Assigned task ▸
Write out every line below that includes the word "gallery".
[The data Boundary: Start]
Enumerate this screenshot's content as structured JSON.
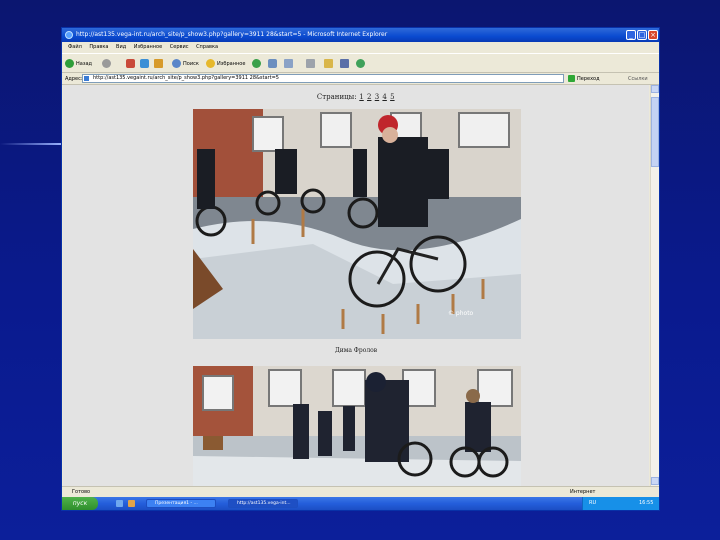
{
  "window": {
    "title": "http://ast135.vega-int.ru/arch_site/p_show3.php?gallery=3911 28&start=5 - Microsoft Internet Explorer",
    "minimize": "_",
    "maximize": "□",
    "close": "×"
  },
  "menu": [
    "Файл",
    "Правка",
    "Вид",
    "Избранное",
    "Сервис",
    "Справка"
  ],
  "toolbar": {
    "back": "Назад",
    "search": "Поиск",
    "favorites": "Избранное"
  },
  "address": {
    "label": "Адрес:",
    "url": "http://ast135.vegaint.ru/arch_site/p_show3.php?gallery=3911 28&start=5",
    "go": "Переход",
    "links": "Ссылки"
  },
  "page": {
    "pages_label": "Страницы:",
    "pages": [
      "1",
      "2",
      "3",
      "4",
      "5"
    ],
    "caption": "Дима Фролов"
  },
  "status": {
    "left": "Готово",
    "right": "Интернет"
  },
  "taskbar": {
    "start": "пуск",
    "tasks": [
      "Презентация1 - ...",
      "http://ast135.vega-int..."
    ],
    "lang": "RU",
    "clock": "16:55"
  },
  "colors": {
    "background": "#0a1a8e",
    "titlebar": "#0a4ad0",
    "taskbar": "#245edb",
    "start": "#2f8f2c"
  }
}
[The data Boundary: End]
Result of the exercise ▸
    "title": "http://ast135.vega-int.ru/arch_site/p_show3.php?gallery=3911 28&start=5 - Microsoft Internet Explorer",
    "url": "http://ast135.vegaint.ru/arch_site/p_show3.php?gallery=3911 28&start=5",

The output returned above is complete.